PROBLEM DETAILS:
Go through the records and filter out every line lacking the word "NIGHT"; copy the lines that remain.
#### DATASET EXTRACT
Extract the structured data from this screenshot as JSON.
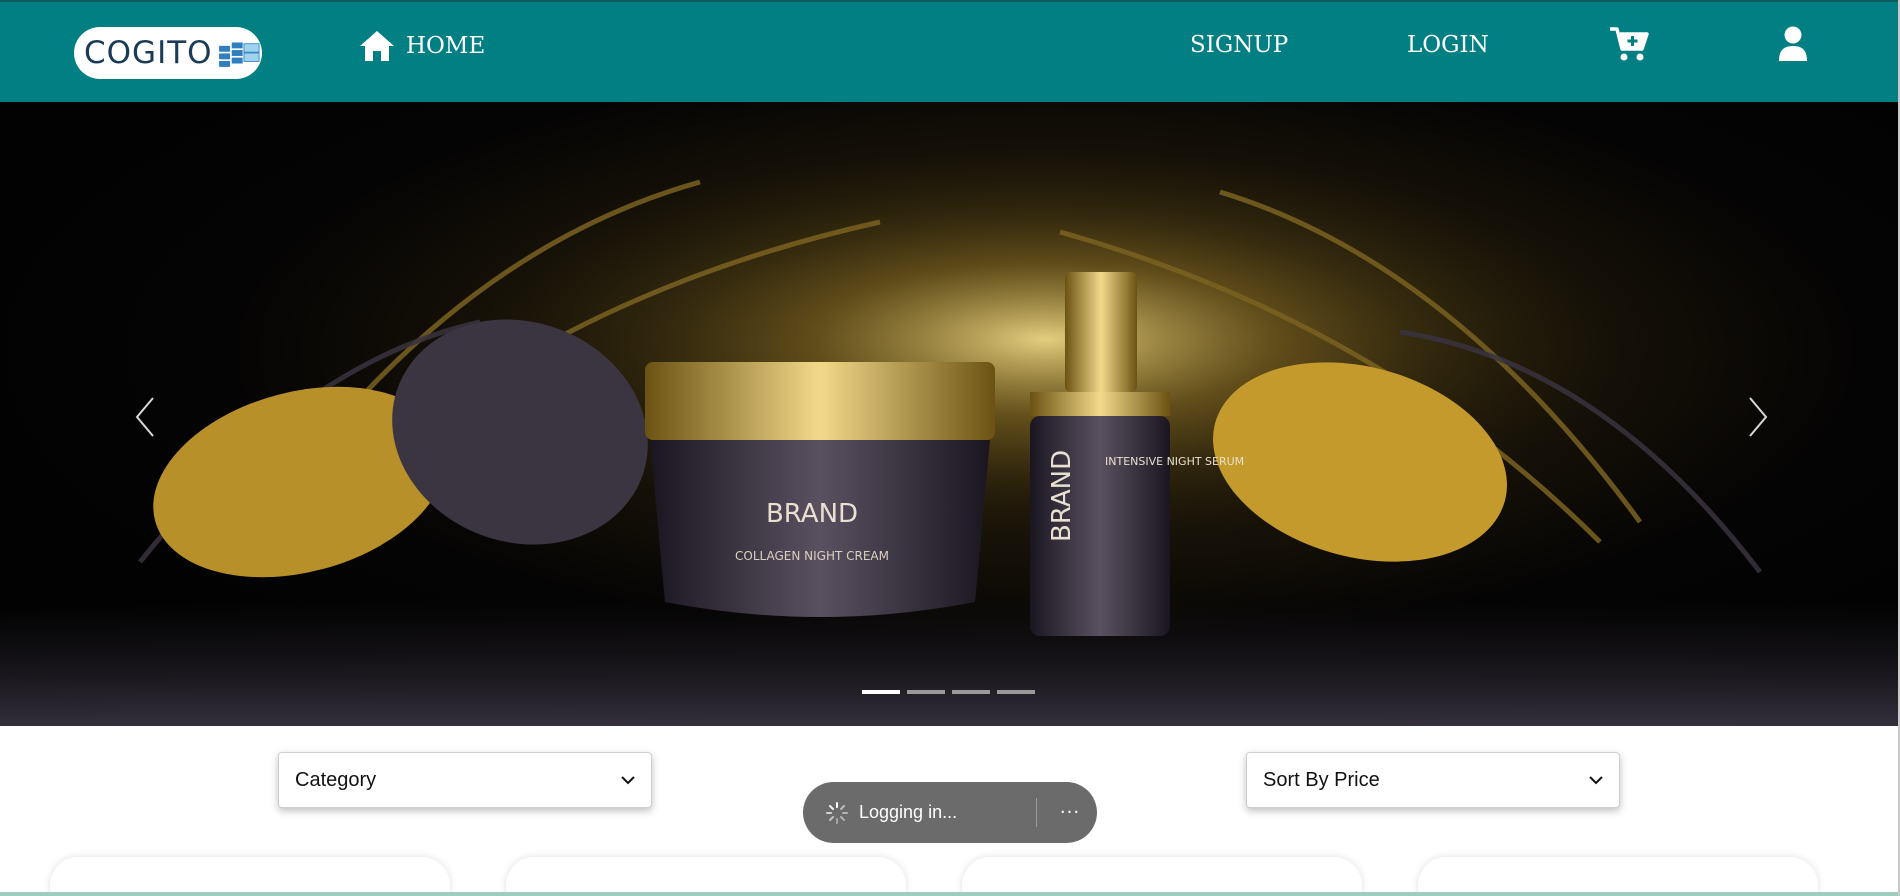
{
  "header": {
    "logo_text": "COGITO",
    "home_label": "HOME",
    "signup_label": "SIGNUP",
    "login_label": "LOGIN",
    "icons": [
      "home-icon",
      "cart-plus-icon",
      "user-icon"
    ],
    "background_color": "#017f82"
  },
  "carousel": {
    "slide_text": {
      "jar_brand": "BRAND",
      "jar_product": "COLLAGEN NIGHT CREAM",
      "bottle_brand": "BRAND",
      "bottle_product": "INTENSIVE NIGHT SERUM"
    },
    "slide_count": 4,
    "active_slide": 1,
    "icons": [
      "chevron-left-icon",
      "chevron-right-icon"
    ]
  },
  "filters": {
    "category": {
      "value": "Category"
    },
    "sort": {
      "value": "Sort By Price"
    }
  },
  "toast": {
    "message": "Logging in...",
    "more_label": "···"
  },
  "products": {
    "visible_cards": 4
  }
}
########
WRITTEN SOLUTION:
      "jar_product": "COLLAGEN NIGHT CREAM",
      "bottle_product": "INTENSIVE NIGHT SERUM"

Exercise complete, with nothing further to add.